The Morgan dollars have gained a reputation for themselves many decades after their minting and circulation stopped. The last of the magnificent, beautiful and inspirational of the Morgan dollars to be minted remains the 1921 Morgan.
Today, the Morgan dollars are desired and prized by collectors and enthusiasts. But this always was not the case, especially during the time period when they were being minted, circulated and used. The public met the Morgan dollar coins with a tone of indifference and ignorance and it was several decades after their minting as stopped, the Morgan dollars replaced and some of them resurfaced that they gained a reputation, were seen as rare, beautiful and inspirational and became coins that were enjoyable and entertaining to collectors.
After the Liberty Seated dollar coin was discontinued in 1873, the silver mining industry was suffering from under consumption and especially after the silver strike at Comstock Lode in Nevada, there were many lobbying the government to begin producing silver dollar coins again. And thus, the Bland- Allison Act of 1878 was passed in Congress and this paved the way for the silver coins to be minted again and the Treasury to buy millions of worth of silver from the strike each month.
The coin was designed by George T. Morgan and during the circulation and usage period remained unpopular. It was considered as being too heavy and also unattractive. The coin depicted a left side portrait of Madam Liberty on the front facing side of the coin and a bald eagle with 3 arrows and an olive branch on the reverse. The eagle was considered scrawny at the time of minting and use while the dollar was very commonly being known as the buzzard dollar since the eagle image resembled one.

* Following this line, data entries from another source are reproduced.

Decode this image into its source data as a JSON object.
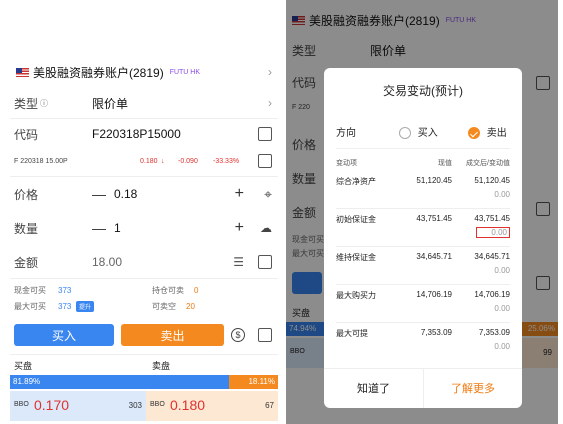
{
  "account": {
    "name": "美股融资融券账户(2819)",
    "tag": "FUTU HK"
  },
  "order_type": {
    "label": "类型",
    "value": "限价单"
  },
  "code": {
    "label": "代码",
    "value": "F220318P15000"
  },
  "quote": {
    "ticker": "F 220318 15.00P",
    "price": "0.180",
    "arrow": "↓",
    "change": "-0.090",
    "pct": "-33.33%"
  },
  "price": {
    "label": "价格",
    "value": "0.18"
  },
  "qty": {
    "label": "数量",
    "value": "1"
  },
  "amount": {
    "label": "金额",
    "value": "18.00"
  },
  "funds": {
    "cash_buy_label": "现金可买",
    "cash_buy": "373",
    "hold_sell_label": "持仓可卖",
    "hold_sell": "0",
    "max_buy_label": "最大可买",
    "max_buy": "373",
    "raise": "提升",
    "short_label": "可卖空",
    "short": "20"
  },
  "actions": {
    "buy": "买入",
    "sell": "卖出"
  },
  "book": {
    "bid_label": "买盘",
    "ask_label": "卖盘",
    "bid_pct": "81.89%",
    "ask_pct": "18.11%",
    "bid_ratio": 0.8189,
    "bbo": "BBO",
    "bid_price": "0.170",
    "bid_size": "303",
    "ask_price": "0.180",
    "ask_size": "67"
  },
  "right_bg": {
    "account": "美股融资融券账户(2819)",
    "tag": "FUTU HK",
    "type_label": "类型",
    "type_value": "限价单",
    "code_label": "代码",
    "price_label": "价格",
    "qty_label": "数量",
    "amount_label": "金额",
    "f_label": "F 220",
    "cash_label": "现金可买",
    "max_label": "最大可买",
    "bid_label": "买盘",
    "bid_pct": "74.94%",
    "ask_pct": "25.06%",
    "bbo": "BBO",
    "ask_size": "99"
  },
  "modal": {
    "title": "交易变动(预计)",
    "direction_label": "方向",
    "buy": "买入",
    "sell": "卖出",
    "col_item": "变动项",
    "col_now": "现值",
    "col_after": "成交后/变动值",
    "rows": [
      {
        "item": "综合净资产",
        "now": "51,120.45",
        "after": "51,120.45",
        "delta": "0.00"
      },
      {
        "item": "初始保证金",
        "now": "43,751.45",
        "after": "43,751.45",
        "delta": "0.00"
      },
      {
        "item": "维持保证金",
        "now": "34,645.71",
        "after": "34,645.71",
        "delta": "0.00"
      },
      {
        "item": "最大购买力",
        "now": "14,706.19",
        "after": "14,706.19",
        "delta": "0.00"
      },
      {
        "item": "最大可提",
        "now": "7,353.09",
        "after": "7,353.09",
        "delta": "0.00"
      }
    ],
    "ok": "知道了",
    "more": "了解更多"
  }
}
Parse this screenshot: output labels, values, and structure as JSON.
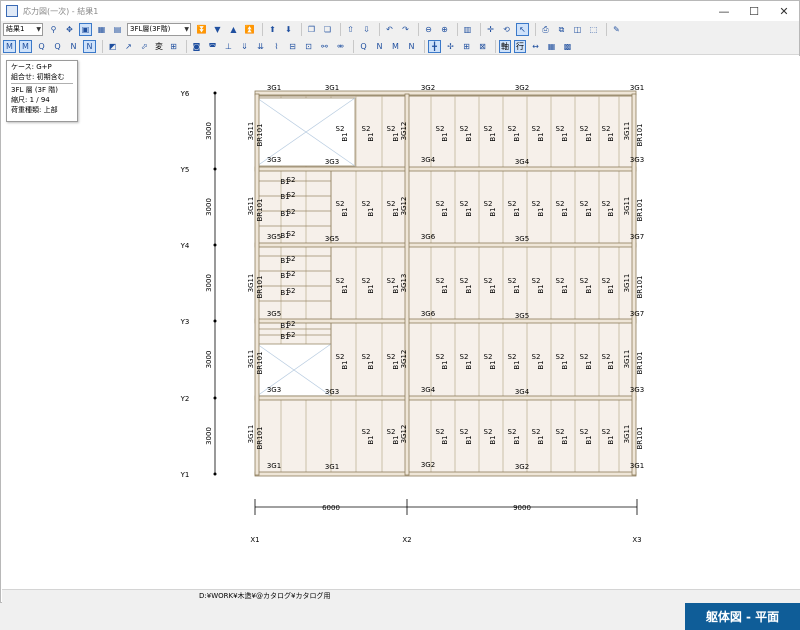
{
  "window": {
    "title": "応力図(一次) - 結果1",
    "controls": [
      "—",
      "☐",
      "✕"
    ]
  },
  "toolbar1": {
    "result_select": "結果1",
    "floor_select": "3FL層(3F階)"
  },
  "toolbar2": {
    "buttons": [
      "M",
      "M",
      "Q",
      "Q",
      "N",
      "N"
    ],
    "henkei_label": "変",
    "kata_label": "軸",
    "gyo_label": "行"
  },
  "info": {
    "case": "ケース: G+P",
    "combination": "組合せ: 初期含む",
    "layer": "3FL 層 (3F 階)",
    "scale": "縮尺: 1 / 94",
    "load": "荷重種類: 上部"
  },
  "plan": {
    "y_axes": [
      "Y1",
      "Y2",
      "Y3",
      "Y4",
      "Y5",
      "Y6"
    ],
    "x_axes": [
      "X1",
      "X2",
      "X3"
    ],
    "y_spans": [
      "3000",
      "3000",
      "3000",
      "3000",
      "3000"
    ],
    "x_spans": [
      "6000",
      "9000"
    ],
    "girders": {
      "top_left": "3G1",
      "top_mid1": "3G1",
      "top_x2": "3G2",
      "top_mid2": "3G2",
      "top_right": "3G1",
      "y5_left": "3G3",
      "y5_mid": "3G3",
      "y5_x2": "3G4",
      "y5_mid2": "3G4",
      "y5_right": "3G3",
      "y4_left": "3G5",
      "y4_mid": "3G5",
      "y4_x2": "3G6",
      "y4_mid2": "3G5",
      "y4_right": "3G7",
      "y3_left": "3G5",
      "y3_x2": "3G6",
      "y3_mid2": "3G5",
      "y3_right": "3G7",
      "y2_left": "3G3",
      "y2_mid": "3G3",
      "y2_x2": "3G4",
      "y2_mid2": "3G4",
      "y2_right": "3G3",
      "bot_left": "3G1",
      "bot_mid": "3G1",
      "bot_x2": "3G2",
      "bot_mid2": "3G2",
      "bot_right": "3G1"
    },
    "col_left": [
      "3G11",
      "3G11",
      "3G11",
      "3G11",
      "3G11"
    ],
    "col_x2": [
      "3G12",
      "3G12",
      "3G13",
      "3G12",
      "3G12"
    ],
    "col_right": [
      "3G11",
      "3G11",
      "3G11",
      "3G11",
      "3G11"
    ],
    "brace": "BR101",
    "slab": "S2",
    "beam": "B1"
  },
  "status": {
    "path": "D:¥WORK¥木造¥@カタログ¥カタログ用"
  },
  "badge": {
    "label": "躯体図 - 平面"
  }
}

The Morgan coins however managed to survive their unpopularity and were present as the US went through exciting and rapid changes such as the Old West and James and the Gang as well as the age of automobiles. Then there was also the Pittman Act passed in 1918 which called for over 270 million Morgan coins to be melted to meet demands of silver during the World War I. The silver was then sold to Britain, engaged heavily in the War at a rate of $1.0 per ounce.
There was a reminting of the Morgan dollar coins in 1921 when the Philadelphia, San Francisco and the Denver mint produced some 45 million Morgan coins. The 1921 Morgan was the only Morgan series coin to be minted at Denver. During the first minting phase, the locations of the mints coining the Morgan dollars were Philadelphia, New Orleans, San Francisco and Carson City.
The Morgan dollars over time and through the course of history have become extremely popular and now are far from being scorned or ridiculed as they were when introduced or when in use. Morgan coins survived changes, survived ignorance, and survived adversity of all forms and have become arguably the most desired and popular of the coins ever minted in the US.